He was released from prison in 1992 and married Susan Stasko. Later, she too wanted to end the relationship.   On March 17, when Susan Stasko rebuked his attempts to persuade her to stay with him, Stasko threw a bucket of drain cleaner on her while she was playing with her children in their Coal Center home.

The fluid caused third-degree burns to Susan Stasko’s face, back, legs and an arm, and it has caused blindness in one eye.   Susan Stasko spent 66 days in the burn unit at Mercy Hospital.

John Stasko is being held in the Washington County Jail on charges of attempted homicide, aggravated assault, reckless endangerment and endangering the welfare of children.

He had petitioned Washington County Common Pleas Court for visitation rights. At a hearing yesterday Seneca heard testimony from Dr. Timothy Landis, a psychiatrist who examined the children on behalf of Susan Stasko.

While the children are recovering from the physical scars caused by the drain cleaner, Landis said, it could be six months before they overcome the emotional trauma. Then they may be able to visit their father without any further harmful emotional affects.

The children did not testify yesterday. But at the Dec. 14 session, Seneca spoke with them in her chambers and considered their responses in her ruling yesterday, said a spokeswoman in her office.

Seneca said two of the children told her that they wanted to see their father. Heather said her mother would have to be present if that happened.

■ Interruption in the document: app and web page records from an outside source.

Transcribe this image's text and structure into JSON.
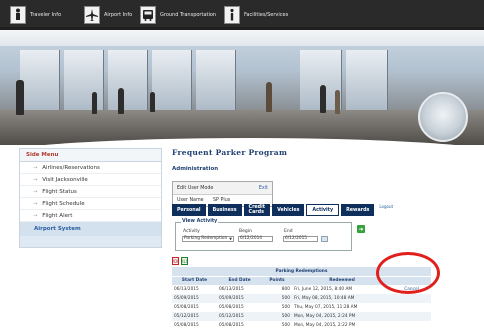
{
  "topnav": {
    "items": [
      {
        "label": "Traveler Info",
        "icon": "traveler-icon"
      },
      {
        "label": "Airport Info",
        "icon": "airplane-icon"
      },
      {
        "label": "Ground Transportation",
        "icon": "bus-icon"
      },
      {
        "label": "Facilities/Services",
        "icon": "info-icon"
      }
    ]
  },
  "sidebar": {
    "title": "Side Menu",
    "items": [
      {
        "label": "Airlines/Reservations"
      },
      {
        "label": "Visit Jacksonville"
      },
      {
        "label": "Flight Status"
      },
      {
        "label": "Flight Schedule"
      },
      {
        "label": "Flight Alert"
      }
    ],
    "section": "Airport System"
  },
  "main": {
    "title": "Frequent Parker Program",
    "admin_title": "Administration",
    "admin": {
      "mode_label": "Edit User Mode",
      "exit": "Exit",
      "user_label": "User Name",
      "user_value": "SP Plus"
    },
    "tabs": [
      {
        "label": "Personal"
      },
      {
        "label": "Business"
      },
      {
        "label": "Credit Cards"
      },
      {
        "label": "Vehicles"
      },
      {
        "label": "Activity"
      },
      {
        "label": "Rewards"
      }
    ],
    "logout": "Logout",
    "view_activity": {
      "legend": "View Activity",
      "activity_label": "Activity",
      "activity_value": "Parking Redemption",
      "begin_label": "Begin",
      "begin_value": "6/12/2014",
      "end_label": "End",
      "end_value": "6/12/2015"
    },
    "export": {
      "pdf": "PDF",
      "excel": "XLS"
    },
    "redemptions": {
      "caption": "Parking Redemptions",
      "columns": [
        "Start Date",
        "End Date",
        "Points",
        "Redeemed",
        ""
      ],
      "rows": [
        {
          "start": "06/13/2015",
          "end": "06/13/2015",
          "points": "800",
          "redeemed": "Fri, June 12, 2015, 8:40 AM",
          "action": "Cancel"
        },
        {
          "start": "05/09/2015",
          "end": "05/09/2015",
          "points": "500",
          "redeemed": "Fri, May 08, 2015, 10:48 AM",
          "action": ""
        },
        {
          "start": "05/08/2015",
          "end": "05/08/2015",
          "points": "500",
          "redeemed": "Thu, May 07, 2015, 11:28 AM",
          "action": ""
        },
        {
          "start": "05/12/2015",
          "end": "05/12/2015",
          "points": "500",
          "redeemed": "Mon, May 04, 2015, 2:24 PM",
          "action": ""
        },
        {
          "start": "05/08/2015",
          "end": "05/08/2015",
          "points": "500",
          "redeemed": "Mon, May 04, 2015, 2:22 PM",
          "action": ""
        }
      ]
    }
  },
  "colors": {
    "nav_bg": "#2a2a2a",
    "tab_bg": "#0e2e5c",
    "title": "#1f3f72",
    "side_title": "#b03a2e",
    "highlight": "#e0201c"
  }
}
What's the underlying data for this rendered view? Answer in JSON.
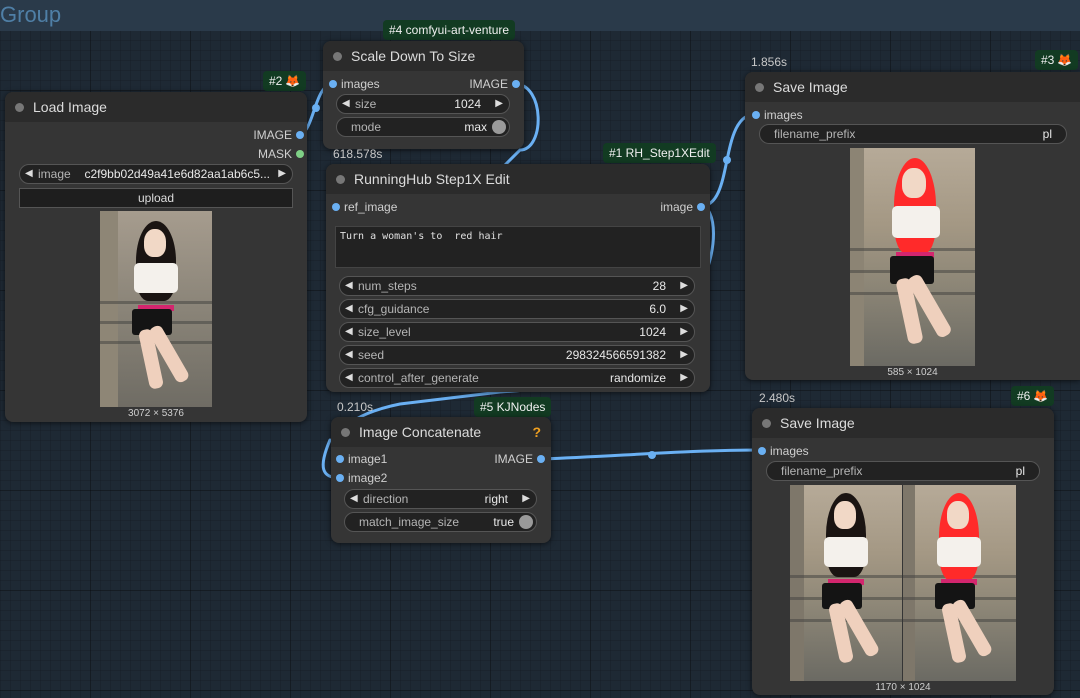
{
  "group": {
    "title": "Group"
  },
  "colors": {
    "link": "#6ab0f3",
    "mask_slot": "#7fd086",
    "badge_bg": "#123b22",
    "hair_original": "#1a1412",
    "hair_red": "#ff2a2a"
  },
  "nodes": {
    "load_image": {
      "badge": "#2",
      "badge_icon": "fox-icon",
      "title": "Load Image",
      "outputs": [
        "IMAGE",
        "MASK"
      ],
      "image_widget": {
        "label": "image",
        "value": "c2f9bb02d49a41e6d82aa1ab6c5..."
      },
      "upload_label": "upload",
      "dims": "3072 × 5376"
    },
    "scale_down": {
      "badge": "#4 comfyui-art-venture",
      "title": "Scale Down To Size",
      "input": "images",
      "output": "IMAGE",
      "size": {
        "label": "size",
        "value": "1024"
      },
      "mode": {
        "label": "mode",
        "value": "max"
      },
      "exec_time": "618.578s"
    },
    "step1x": {
      "badge": "#1 RH_Step1XEdit",
      "title": "RunningHub Step1X Edit",
      "input": "ref_image",
      "output": "image",
      "prompt": "Turn a woman's to  red hair",
      "widgets": [
        {
          "label": "num_steps",
          "value": "28"
        },
        {
          "label": "cfg_guidance",
          "value": "6.0"
        },
        {
          "label": "size_level",
          "value": "1024"
        },
        {
          "label": "seed",
          "value": "298324566591382"
        },
        {
          "label": "control_after_generate",
          "value": "randomize"
        }
      ],
      "exec_time": "0.210s"
    },
    "save_image_3": {
      "badge": "#3",
      "badge_icon": "fox-icon",
      "title": "Save Image",
      "input": "images",
      "filename_prefix": {
        "label": "filename_prefix",
        "value": "pl"
      },
      "exec_time": "1.856s",
      "dims": "585 × 1024"
    },
    "concat": {
      "badge": "#5 KJNodes",
      "title": "Image Concatenate",
      "help_icon": "?",
      "inputs": [
        "image1",
        "image2"
      ],
      "output": "IMAGE",
      "direction": {
        "label": "direction",
        "value": "right"
      },
      "match_image_size": {
        "label": "match_image_size",
        "value": "true"
      }
    },
    "save_image_6": {
      "badge": "#6",
      "badge_icon": "fox-icon",
      "title": "Save Image",
      "input": "images",
      "filename_prefix": {
        "label": "filename_prefix",
        "value": "pl"
      },
      "exec_time": "2.480s",
      "dims": "1170 × 1024"
    }
  }
}
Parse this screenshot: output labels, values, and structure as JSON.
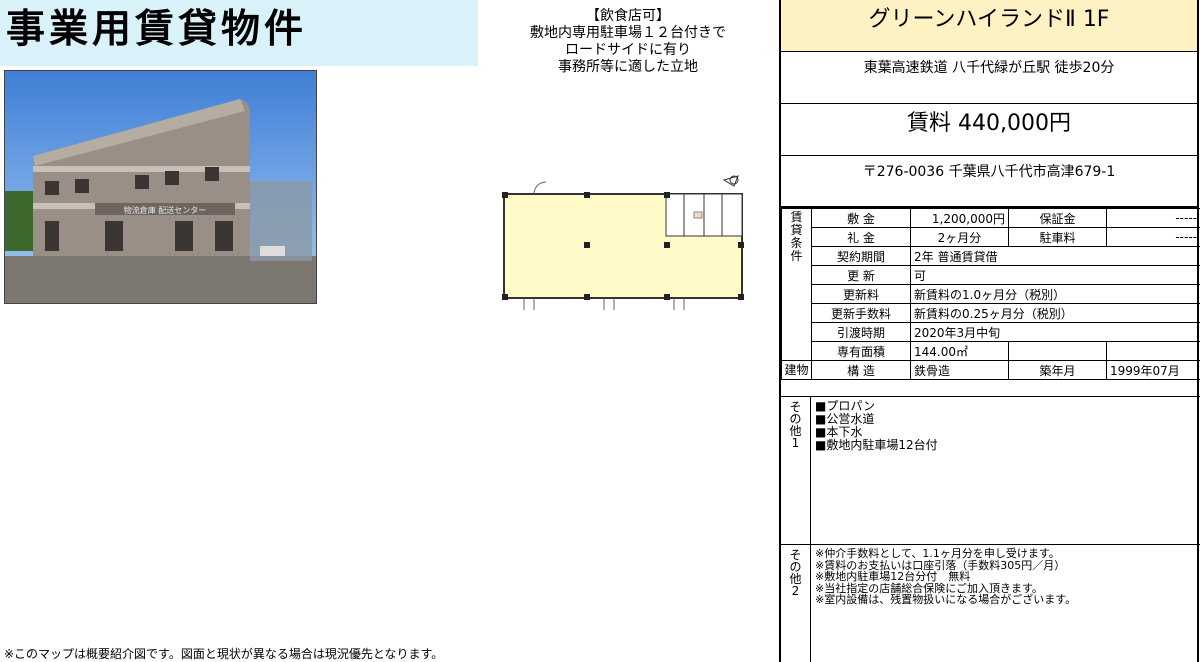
{
  "header": {
    "title": "事業用賃貸物件"
  },
  "notes_top": [
    "【飲食店可】",
    "敷地内専用駐車場１２台付きで",
    "ロードサイドに有り",
    "事務所等に適した立地"
  ],
  "photo": {
    "sign_text": "物流倉庫 配送センター"
  },
  "footer_note": "※このマップは概要紹介図です。図面と現状が異なる場合は現況優先となります。",
  "property": {
    "name": "グリーンハイランドⅡ 1F",
    "station": "東葉高速鉄道 八千代緑が丘駅 徒歩20分",
    "rent": "賃料 440,000円",
    "address": "〒276-0036 千葉県八千代市高津679-1"
  },
  "terms": {
    "section_label": [
      "賃",
      "貸",
      "条",
      "件"
    ],
    "deposit_label": "敷 金",
    "deposit": "1,200,000円",
    "guarantee_label": "保証金",
    "guarantee": "-----",
    "key_money_label": "礼 金",
    "key_money": "2ヶ月分",
    "parking_label": "駐車料",
    "parking": "-----",
    "contract_label": "契約期間",
    "contract": "2年 普通賃貸借",
    "renewal_label": "更 新",
    "renewal": "可",
    "renewal_fee_label": "更新料",
    "renewal_fee": "新賃料の1.0ヶ月分（税別）",
    "renewal_commission_label": "更新手数料",
    "renewal_commission": "新賃料の0.25ヶ月分（税別）",
    "handover_label": "引渡時期",
    "handover": "2020年3月中旬",
    "area_label": "専有面積",
    "area": "144.00㎡",
    "building_label": "建物",
    "structure_label": "構 造",
    "structure": "鉄骨造",
    "built_label": "築年月",
    "built": "1999年07月"
  },
  "other1": {
    "label": [
      "そ",
      "の",
      "他",
      "1"
    ],
    "items": [
      "■プロパン",
      "■公営水道",
      "■本下水",
      "■敷地内駐車場12台付"
    ]
  },
  "other2": {
    "label": [
      "そ",
      "の",
      "他",
      "2"
    ],
    "items": [
      "※仲介手数料として、1.1ヶ月分を申し受けます。",
      "※賃料のお支払いは口座引落（手数料305円／月）",
      "※敷地内駐車場12台分付　無料",
      "※当社指定の店舗総合保険にご加入頂きます。",
      "※室内設備は、残置物扱いになる場合がございます。"
    ]
  }
}
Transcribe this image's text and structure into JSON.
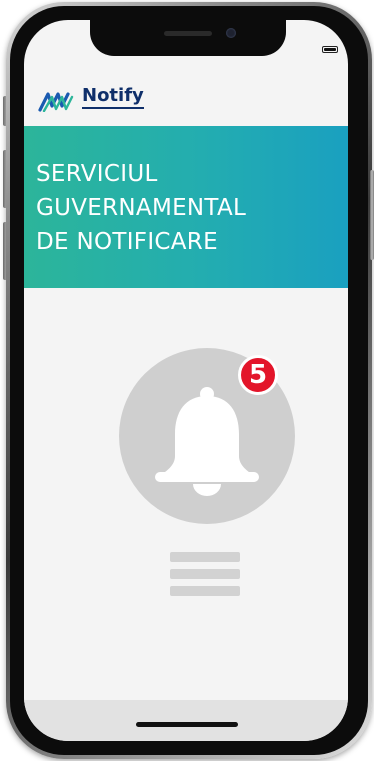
{
  "app": {
    "logo_text": "Notify"
  },
  "banner": {
    "lines": [
      "SERVICIUL",
      "GUVERNAMENTAL",
      "DE NOTIFICARE"
    ]
  },
  "notifications": {
    "badge_count": "5",
    "icon": "bell-icon"
  },
  "colors": {
    "banner_start": "#2cb59a",
    "banner_end": "#1aa0c0",
    "badge": "#e3152a",
    "logo": "#0f2f6a"
  }
}
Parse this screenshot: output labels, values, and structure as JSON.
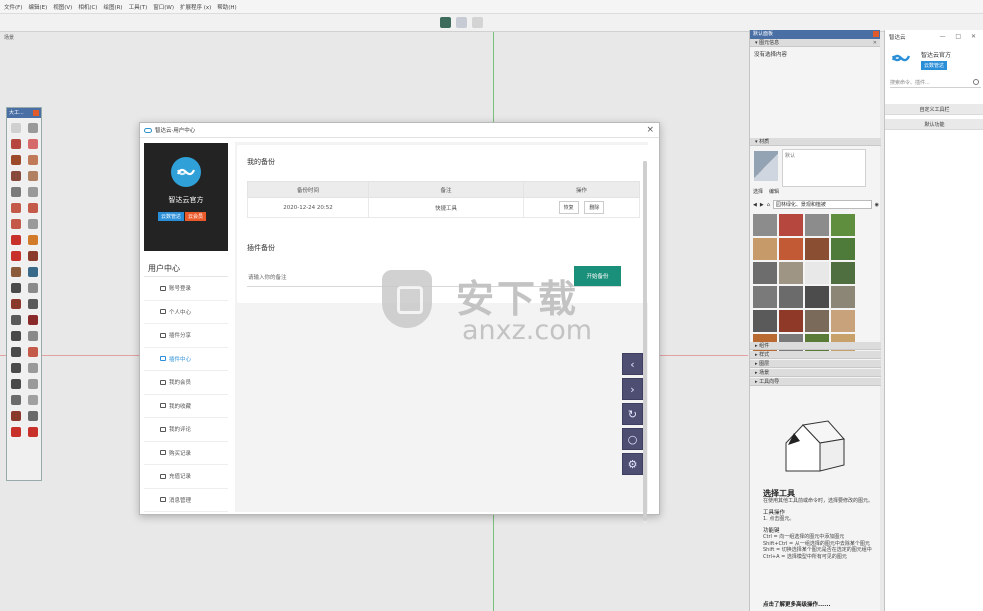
{
  "menubar": {
    "items": [
      "文件(F)",
      "编辑(E)",
      "视图(V)",
      "相机(C)",
      "绘图(R)",
      "工具(T)",
      "窗口(W)",
      "扩展程序 (x)",
      "帮助(H)"
    ]
  },
  "viewport": {
    "label": "场景"
  },
  "palette": {
    "title": "大工..."
  },
  "dialog": {
    "title": "智达云·用户中心",
    "profile": {
      "name": "智达云官方",
      "badge_blue": "云数管达",
      "badge_orange": "云会员"
    },
    "user_center_title": "用户中心",
    "menu": [
      "账号登录",
      "个人中心",
      "插件分享",
      "插件中心",
      "我的会员",
      "我的收藏",
      "我的评论",
      "购买记录",
      "充值记录",
      "消息管理"
    ],
    "active_menu_index": 3,
    "backup": {
      "title": "我的备份",
      "columns": [
        "备份时间",
        "备注",
        "操作"
      ],
      "rows": [
        {
          "time": "2020-12-24 20:52",
          "note": "快捷工具",
          "actions": [
            "恢复",
            "删除"
          ]
        }
      ]
    },
    "plugin": {
      "title": "插件备份",
      "placeholder": "请输入你的备注",
      "button": "开始备份"
    }
  },
  "side_buttons": [
    "‹",
    "›",
    "↻",
    "○",
    "⚙"
  ],
  "watermark": {
    "main": "安下载",
    "sub": "anxz.com"
  },
  "tray": {
    "title": "默认面板",
    "entity_info": {
      "label": "图元信息",
      "text": "没有选择内容"
    },
    "materials": {
      "label": "材质",
      "name": "默认",
      "tabs": [
        "选择",
        "编辑"
      ],
      "dropdown": "园林绿化、景观和植被",
      "swatches": [
        "#8c8c8c",
        "#b5473e",
        "#8c8c8c",
        "#5f8f3e",
        "#c79a6a",
        "#c25a36",
        "#8a4e32",
        "#4e7a3a",
        "#6d6d6d",
        "#9e9585",
        "#e8e8e8",
        "#4f6f40",
        "#7a7a7a",
        "#6b6b6b",
        "#4c4c4c",
        "#8b8675",
        "#5a5a5a",
        "#8f3a28",
        "#7a6a5a",
        "#c8a27a",
        "#b86a30",
        "#7a7a7a",
        "#5a7a38",
        "#c8a06a"
      ]
    },
    "collapsed": [
      "组件",
      "样式",
      "图层",
      "场景",
      "工具向导"
    ],
    "instructor": {
      "title": "选择工具",
      "desc": "在使用其他工具前或命令时，选择要修改的图元。",
      "op_title": "工具操作",
      "op_text": "1. 点击图元。",
      "keys_title": "功能键",
      "keys": [
        "Ctrl = 向一组选择的图元中添加图元",
        "Shift+Ctrl = 从一组选择的图元中去除某个图元",
        "Shift = 切换选择某个图元是否在选定的图元组中",
        "Ctrl+A = 选择模型中所有可见的图元"
      ],
      "link": "点击了解更多高级操作......"
    }
  },
  "mini_window": {
    "title": "智达云",
    "controls": "— □ ✕",
    "name": "智达云官方",
    "badge": "云数管达",
    "search_placeholder": "搜索命令、插件...",
    "rows": [
      "自定义工具栏",
      "默认功能"
    ]
  },
  "colors": {
    "accent_blue": "#2b8fd8",
    "accent_orange": "#ea5a2a",
    "teal_button": "#1a8f7a",
    "side_button": "#4e4e72",
    "panel_title": "#4a6fa5"
  }
}
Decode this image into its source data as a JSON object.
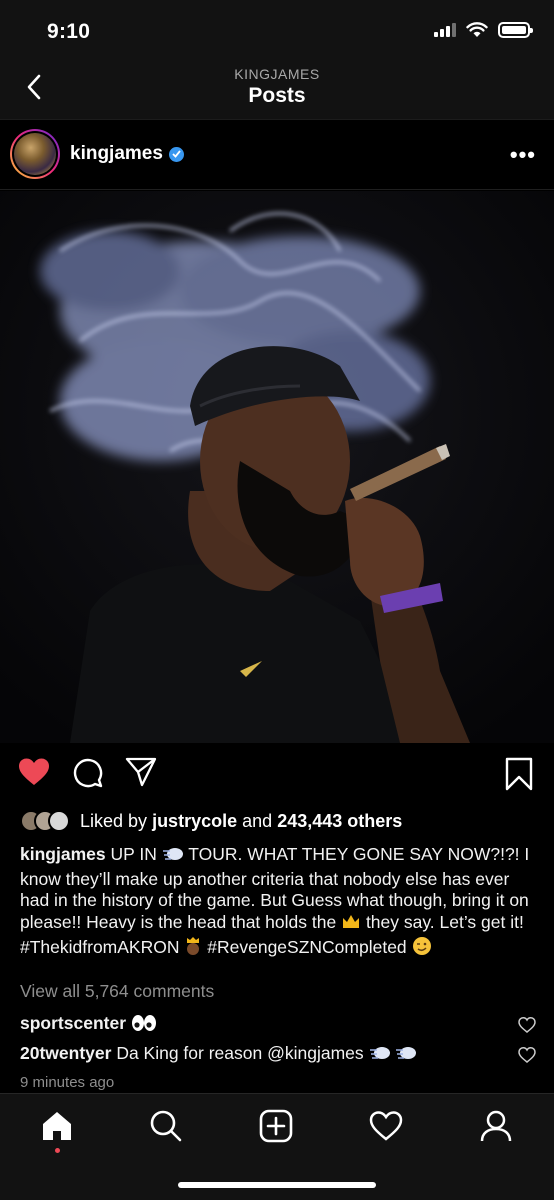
{
  "status_bar": {
    "time": "9:10"
  },
  "nav": {
    "subtitle": "KINGJAMES",
    "title": "Posts"
  },
  "post": {
    "username": "kingjames",
    "verified": true,
    "image_description": "man-smoking-cigar-photo",
    "liked": true
  },
  "likes": {
    "prefix": "Liked by",
    "user": "justrycole",
    "middle": "and",
    "others": "243,443 others"
  },
  "caption": {
    "username": "kingjames",
    "part1": "UP IN",
    "part2": "TOUR. WHAT THEY GONE SAY NOW?!?! I know they’ll make up another criteria that nobody else has ever had in the history of the game. But Guess what though, bring it on please!! Heavy is the head that holds the",
    "part3": "they say. Let’s get it!",
    "tag1": "#ThekidfromAKRON",
    "tag2": "#RevengeSZNCompleted"
  },
  "view_all": "View all 5,764 comments",
  "comments": [
    {
      "username": "sportscenter",
      "text": ""
    },
    {
      "username": "20twentyer",
      "text": "Da King for reason @kingjames"
    }
  ],
  "time_ago": "9 minutes ago",
  "colors": {
    "heart": "#ed4956",
    "verified": "#3897f0",
    "background": "#000000"
  }
}
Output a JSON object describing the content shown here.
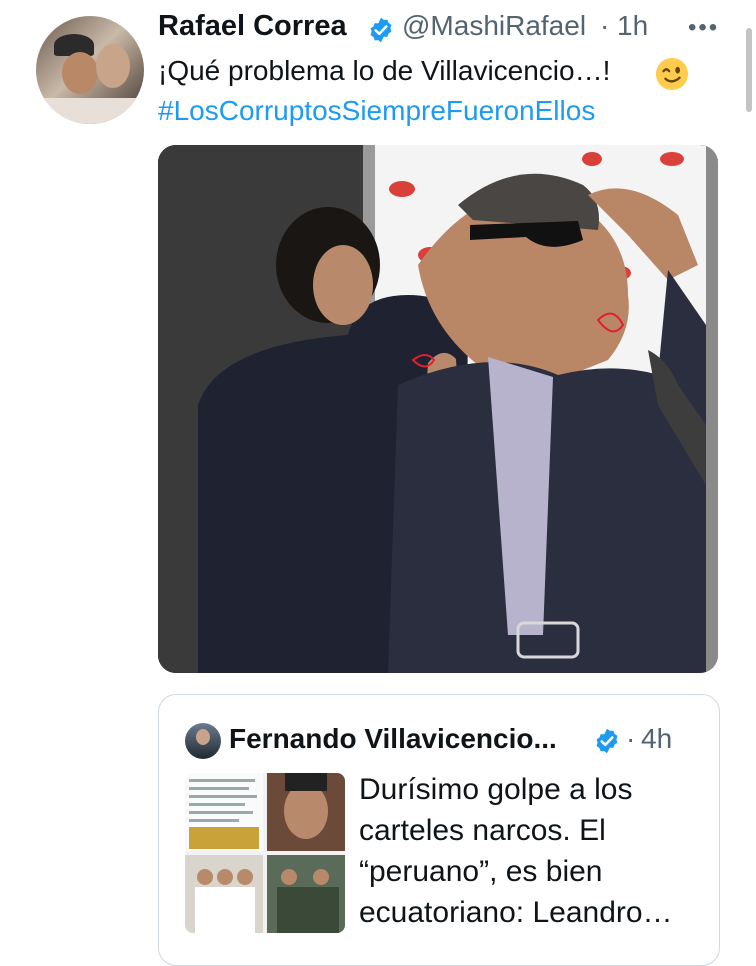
{
  "tweet": {
    "author_name": "Rafael Correa",
    "handle": "@MashiRafael",
    "separator": "·",
    "time": "1h",
    "more_label": "•••",
    "text": "¡Qué problema lo de Villavicencio…!",
    "hashtag": "#LosCorruptosSiempreFueronEllos"
  },
  "quoted": {
    "author_name": "Fernando Villavicencio...",
    "separator": "·",
    "time": "4h",
    "text": "Durísimo golpe a los carteles narcos. El “peruano”, es bien ecuatoriano: Leandro…"
  },
  "colors": {
    "link": "#1d9bf0",
    "secondary": "#536471",
    "verified": "#1d9bf0",
    "border": "#cfd9de"
  },
  "icons": [
    "verified-badge-icon",
    "wink-emoji-icon",
    "more-options-icon"
  ]
}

Dr. Timothy Landis, a University of Pittsburgh psychiatrist who interviewed the children, said John told him that seeing his father would make him “too sad.”

John Stasko is scheduled for trial Feb. 6 on the criminal charges before Judge Thomas D. Gladden, who presided and sentenced Stasko in the 1975 homicide.

Stasko has testified that he suffers from depression and that since June, he had been prescribed Prozac as part of his treatment.

Stasko, through the Washington County public defender’s office, has filed notice that he plans a defense claiming insanity or infirmity, said Assistant District Attorney Paul Petro.

Seneca said she ruled against the visits in part because the children could be witnesses at the trial. She said she is also concerned about Stasko’s statement that he has been depressed recently.

Stasko said he will continue to seek custody of the children as his trial date approaches. He last saw them 10 months ago.

Susan Stasko is awaiting extensive plastic surgery on her face. She also has testified that she has to be fitted with a glass eye because Stasko tried to gouge her eye out while he beat her after dousing her with the drain cleaner. She opposes any visitation for John Stasko.

Correction: CORRECTION/CLARIFICATION * * The following CORRECTION/CLARIFICATION appeared on December 29, 1994: John Stasko spent nearly eight years in prison for killing his former girlfriend and was released in December 1982. Two Post-Gazette articles — on Dec. 15 and 28 — regarding his petition in Washington County seeking visitation rights with his children after being charged with throwing drain cleaner on them and his wife reported an incorrect period of his prison time served. The Associated Press contributed to this report.
Record Number: 9403100524
Copyright (c) 1994 Pittsburgh Post-Gazette